Kristin Scott Thomas, an English actress, is best known to American audiences for her role in The English Patient.  But she also appears in a lot of French movies, including this one about a woman released from prison after serving a 15-year term for murder. Trying to restart her life, she goes to live with her younger sister, who barely knows her and is conflicted about her siblings’ sudden reappearance.  We gradually learn the facts of Thomas’ incarceration, which only makes it more difficult to empathize with her character. This is no story of easy redemption.  The movie sounds like a downer, but is consistently absorbing and, ultimately, life-affirming.

Waltz with Bashir

This Israeli film about a veteran coming to terms with his involvement in the Sabra and Shatila massacres is done as an animated film. The protagonist tries to deal with his ambiguous memories who tracks down other veterans.  He doesn’t really find out what happened — each participant has his own method of selective forgetfulness. One man’s final question — “When did we become the Nazis?” — has particular poignance, coming from someone who we learn is the child of Auschwitz survivors. It remains unanswered.   

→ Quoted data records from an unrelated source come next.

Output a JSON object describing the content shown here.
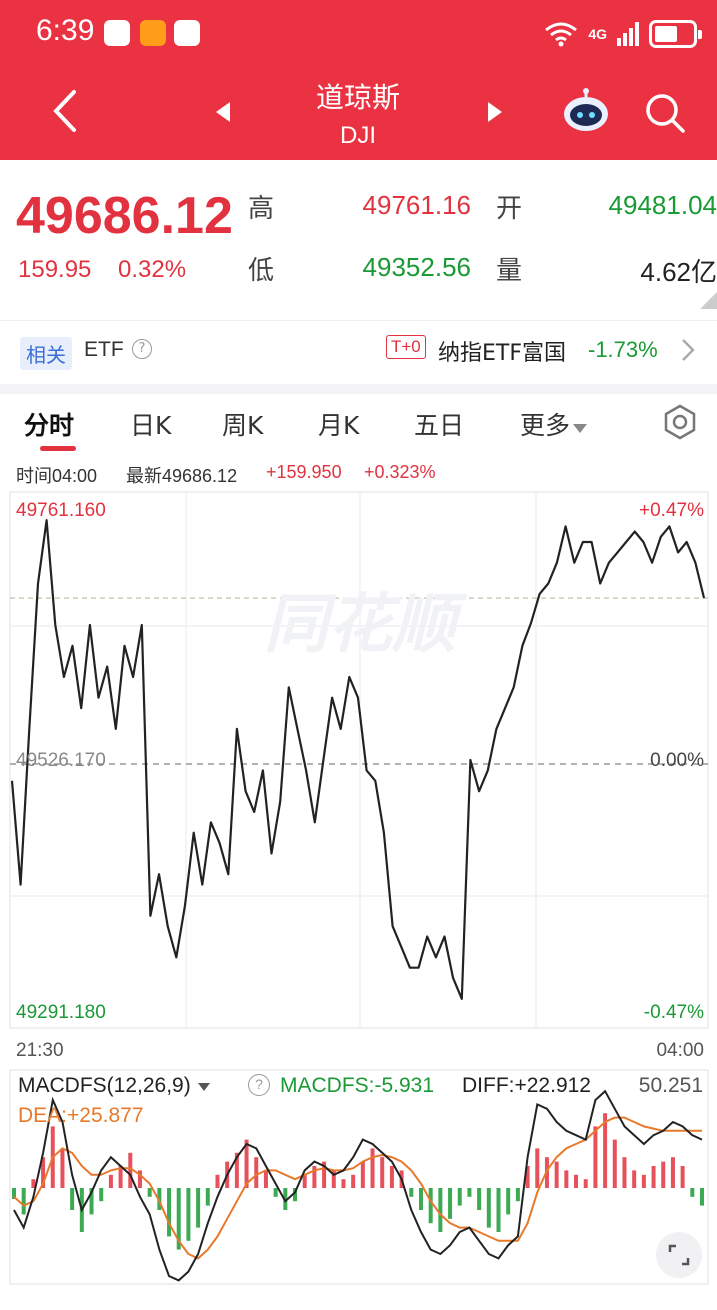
{
  "status_bar": {
    "time": "6:39",
    "network": "4G"
  },
  "header": {
    "name": "道琼斯",
    "code": "DJI"
  },
  "quote": {
    "price": "49686.12",
    "change": "159.95",
    "change_pct": "0.32%",
    "high_label": "高",
    "high": "49761.16",
    "open_label": "开",
    "open": "49481.04",
    "low_label": "低",
    "low": "49352.56",
    "volume_label": "量",
    "volume": "4.62亿"
  },
  "etf_row": {
    "tag": "相关",
    "label": "ETF",
    "help": "?",
    "t0": "T+0",
    "fund": "纳指ETF富国",
    "fund_pct": "-1.73%"
  },
  "tabs": [
    {
      "label": "分时",
      "active": true
    },
    {
      "label": "日K"
    },
    {
      "label": "周K"
    },
    {
      "label": "月K"
    },
    {
      "label": "五日"
    },
    {
      "label": "更多"
    }
  ],
  "info_bar": {
    "time": "时间04:00",
    "last": "最新49686.12",
    "change": "+159.950",
    "pct": "+0.323%"
  },
  "chart_data": {
    "type": "line",
    "y_top_label": "49761.160",
    "y_mid_label": "49526.170",
    "y_bottom_label": "49291.180",
    "pct_top_label": "+0.47%",
    "pct_mid_label": "0.00%",
    "pct_bottom_label": "-0.47%",
    "x_start_label": "21:30",
    "x_end_label": "04:00",
    "ylim": [
      49291.18,
      49761.16
    ],
    "prev_close": 49526.17,
    "watermark": "同花顺",
    "x": [
      0,
      1,
      2,
      3,
      4,
      5,
      6,
      7,
      8,
      9,
      10,
      11,
      12,
      13,
      14,
      15,
      16,
      17,
      18,
      19,
      20,
      21,
      22,
      23,
      24,
      25,
      26,
      27,
      28,
      29,
      30,
      31,
      32,
      33,
      34,
      35,
      36,
      37,
      38,
      39,
      40,
      41,
      42,
      43,
      44,
      45,
      46,
      47,
      48,
      49,
      50,
      51,
      52,
      53,
      54,
      55,
      56,
      57,
      58,
      59,
      60,
      61,
      62,
      63,
      64,
      65,
      66,
      67,
      68,
      69,
      70,
      71,
      72,
      73,
      74,
      75,
      76,
      77,
      78,
      79,
      80
    ],
    "values": [
      49510,
      49410,
      49560,
      49700,
      49761,
      49660,
      49610,
      49640,
      49580,
      49660,
      49590,
      49620,
      49560,
      49640,
      49610,
      49660,
      49380,
      49420,
      49370,
      49340,
      49390,
      49460,
      49410,
      49470,
      49450,
      49420,
      49560,
      49500,
      49480,
      49520,
      49440,
      49490,
      49600,
      49560,
      49520,
      49470,
      49530,
      49590,
      49560,
      49610,
      49590,
      49520,
      49510,
      49460,
      49370,
      49350,
      49330,
      49330,
      49360,
      49340,
      49360,
      49320,
      49300,
      49530,
      49500,
      49520,
      49560,
      49580,
      49600,
      49640,
      49662,
      49690,
      49700,
      49720,
      49755,
      49720,
      49740,
      49740,
      49700,
      49720,
      49730,
      49740,
      49750,
      49740,
      49720,
      49745,
      49755,
      49730,
      49740,
      49720,
      49686
    ],
    "macd": {
      "name": "MACDFS(12,26,9)",
      "macdfs": "MACDFS:-5.931",
      "diff": "DIFF:+22.912",
      "dea": "DEA:+25.877",
      "top_label": "50.251",
      "histogram": [
        -5,
        -12,
        4,
        14,
        28,
        18,
        -10,
        -20,
        -12,
        -6,
        6,
        10,
        16,
        8,
        -4,
        -10,
        -22,
        -28,
        -24,
        -18,
        -8,
        6,
        12,
        16,
        22,
        14,
        8,
        -4,
        -10,
        -6,
        6,
        10,
        12,
        8,
        4,
        6,
        12,
        18,
        14,
        10,
        8,
        -4,
        -10,
        -16,
        -20,
        -14,
        -8,
        -4,
        -10,
        -18,
        -20,
        -12,
        -6,
        10,
        18,
        14,
        12,
        8,
        6,
        4,
        28,
        34,
        22,
        14,
        8,
        6,
        10,
        12,
        14,
        10,
        -4,
        -8
      ],
      "diff_line": [
        -10,
        -18,
        -4,
        16,
        40,
        30,
        6,
        -10,
        -2,
        8,
        14,
        10,
        6,
        -4,
        -12,
        -28,
        -40,
        -42,
        -38,
        -30,
        -16,
        -4,
        6,
        14,
        20,
        18,
        10,
        2,
        -6,
        -2,
        8,
        12,
        10,
        6,
        8,
        14,
        22,
        20,
        16,
        12,
        4,
        -10,
        -20,
        -28,
        -30,
        -26,
        -20,
        -18,
        -24,
        -30,
        -32,
        -26,
        -22,
        14,
        38,
        36,
        30,
        26,
        24,
        22,
        40,
        44,
        36,
        28,
        24,
        20,
        24,
        26,
        30,
        28,
        24,
        22
      ],
      "dea_line": [
        -4,
        -8,
        -6,
        2,
        14,
        18,
        16,
        10,
        6,
        6,
        8,
        9,
        9,
        6,
        2,
        -6,
        -16,
        -24,
        -30,
        -32,
        -28,
        -22,
        -14,
        -6,
        2,
        6,
        8,
        8,
        6,
        4,
        6,
        8,
        9,
        8,
        8,
        9,
        12,
        14,
        15,
        14,
        12,
        8,
        2,
        -6,
        -12,
        -16,
        -18,
        -18,
        -20,
        -22,
        -24,
        -24,
        -24,
        -16,
        -2,
        8,
        14,
        18,
        20,
        22,
        26,
        30,
        32,
        32,
        30,
        28,
        27,
        26,
        26,
        26,
        26,
        26
      ]
    }
  },
  "colors": {
    "brand": "#ea3243",
    "up": "#e2323f",
    "down": "#1a9a35",
    "line": "#222222",
    "dea": "#e8792a"
  }
}
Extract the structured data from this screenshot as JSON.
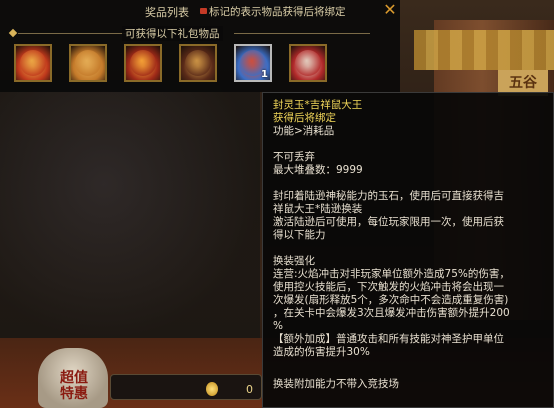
{
  "panel": {
    "title": "奖品列表",
    "lock_note": "标记的表示物品获得后将绑定",
    "close_label": "✕",
    "section_title": "可获得以下礼包物品",
    "items": [
      {
        "name": "lucky-mouse-pack-red",
        "color": "#c0391c",
        "accent": "#f1b64a",
        "badge": ""
      },
      {
        "name": "chest-orange",
        "color": "#c47a2a",
        "accent": "#e8b25a",
        "badge": ""
      },
      {
        "name": "fire-figure",
        "color": "#a02a18",
        "accent": "#ffb03a",
        "badge": ""
      },
      {
        "name": "lucky-mouse-pack-dark",
        "color": "#5a2a18",
        "accent": "#d9a04a",
        "badge": ""
      },
      {
        "name": "fire-jade-orb",
        "color": "#3b6ec6",
        "accent": "#e24a2a",
        "badge": "1"
      },
      {
        "name": "mouse-king-mask",
        "color": "#b22a2a",
        "accent": "#e8e0d0",
        "badge": ""
      }
    ]
  },
  "tooltip": {
    "name": "封灵玉*吉祥鼠大王",
    "bind": "获得后将绑定",
    "type": "功能>消耗品",
    "not_discard": "不可丢弃",
    "max_stack": "最大堆叠数：9999",
    "desc1_line1": "封印着陆逊神秘能力的玉石，使用后可直接获得吉",
    "desc1_line2": "祥鼠大王*陆逊换装",
    "desc2_line1": "激活陆逊后可使用，每位玩家限用一次，使用后获",
    "desc2_line2": "得以下能力",
    "enhance_title": "换装强化",
    "enh_l1": "连营:火焰冲击对非玩家单位额外造成75%的伤害，",
    "enh_l2": "使用控火技能后，下次触发的火焰冲击将会出现一",
    "enh_l3": "次爆发(扇形释放5个，多次命中不会造成重复伤害)",
    "enh_l4": "，在关卡中会爆发3次且爆发冲击伤害额外提升200",
    "enh_l5": "%",
    "extra_l1": "【额外加成】普通攻击和所有技能对神圣护甲单位",
    "extra_l2": "造成的伤害提升30%",
    "footer": "换装附加能力不带入竞技场"
  },
  "background": {
    "stall_sign": "五谷",
    "jar_text_1": "超值",
    "jar_text_2": "特惠",
    "counter": "0"
  }
}
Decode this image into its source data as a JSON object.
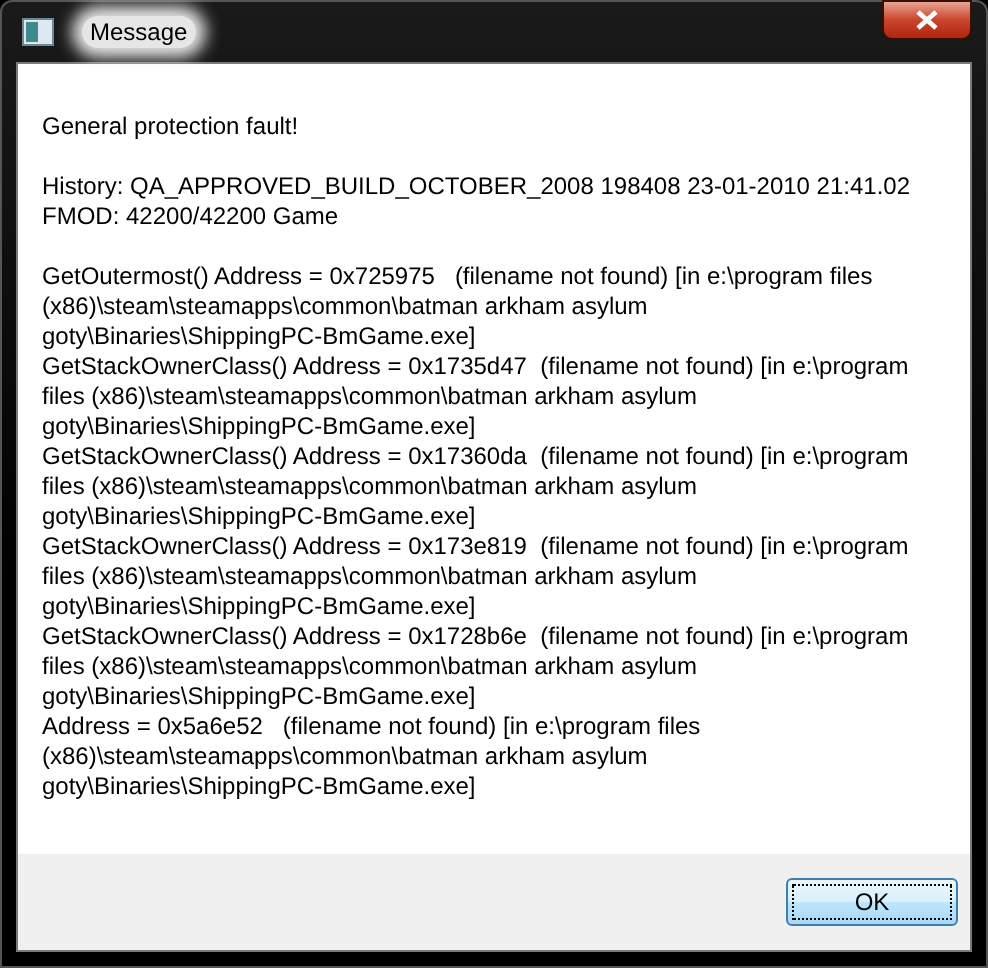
{
  "window": {
    "title": "Message"
  },
  "paragraphs": [
    [
      "General protection fault!"
    ],
    [
      "History: QA_APPROVED_BUILD_OCTOBER_2008 198408 23-01-2010 21:41.02",
      "FMOD: 42200/42200 Game"
    ],
    [
      "GetOutermost() Address = 0x725975   (filename not found) [in e:\\program files",
      "(x86)\\steam\\steamapps\\common\\batman arkham asylum",
      "goty\\Binaries\\ShippingPC-BmGame.exe]",
      "GetStackOwnerClass() Address = 0x1735d47  (filename not found) [in e:\\program",
      "files (x86)\\steam\\steamapps\\common\\batman arkham asylum",
      "goty\\Binaries\\ShippingPC-BmGame.exe]",
      "GetStackOwnerClass() Address = 0x17360da  (filename not found) [in e:\\program",
      "files (x86)\\steam\\steamapps\\common\\batman arkham asylum",
      "goty\\Binaries\\ShippingPC-BmGame.exe]",
      "GetStackOwnerClass() Address = 0x173e819  (filename not found) [in e:\\program",
      "files (x86)\\steam\\steamapps\\common\\batman arkham asylum",
      "goty\\Binaries\\ShippingPC-BmGame.exe]",
      "GetStackOwnerClass() Address = 0x1728b6e  (filename not found) [in e:\\program",
      "files (x86)\\steam\\steamapps\\common\\batman arkham asylum",
      "goty\\Binaries\\ShippingPC-BmGame.exe]",
      "Address = 0x5a6e52   (filename not found) [in e:\\program files",
      "(x86)\\steam\\steamapps\\common\\batman arkham asylum",
      "goty\\Binaries\\ShippingPC-BmGame.exe]"
    ]
  ],
  "button": {
    "label": "OK",
    "focused": true
  }
}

The use of animation gives the filmmakers a way to depict the veterans’ nightmares as well as their experiences. But animation also gives the horror a sense of unreality — one the filmmaker remedies witha wrenching transition to actual footage near the end of the film. This is not an easy film to watch, but it’s an interesting one, and, at just over 90 minutes, no longer than it needs to be.

Dark Victory

I was interested for some reason in this story of a young healthy woman who suddenly develops double vision. :-/ The woman, it turns out, has a brain tumor beyond the powers of 1930s medicine to correct.  The story of a young person with only one year to live has become such a cliche in the last 70 years that it’s hard to discern how groundbreaking this movie probably appeared when it was first released.  Bette Davis gives an edgy performance that keeps this unavoidably sentimental movie reasonably well-grounded.  But there’s real amusement value in the co-stars:  Humphrey Bogart, with a full head of hair, as an Irish stable hand, and Ronald Reagan, as a not-too-bright, but fundamentally decent playboy.

Sociological factoid: There’s a lot of smoking and drinking going on, as there always is in movies of this era, including some now-hilarious scenes of patients smoking in their hospital rooms.  I was particularly interested in the bar scenes, where the cocktails being knocked back were incredibly tiny, like the “Shirley Temples” we sometimes serve to children today.  I hadn’t realized we had supersized our cocktails along with our french fries.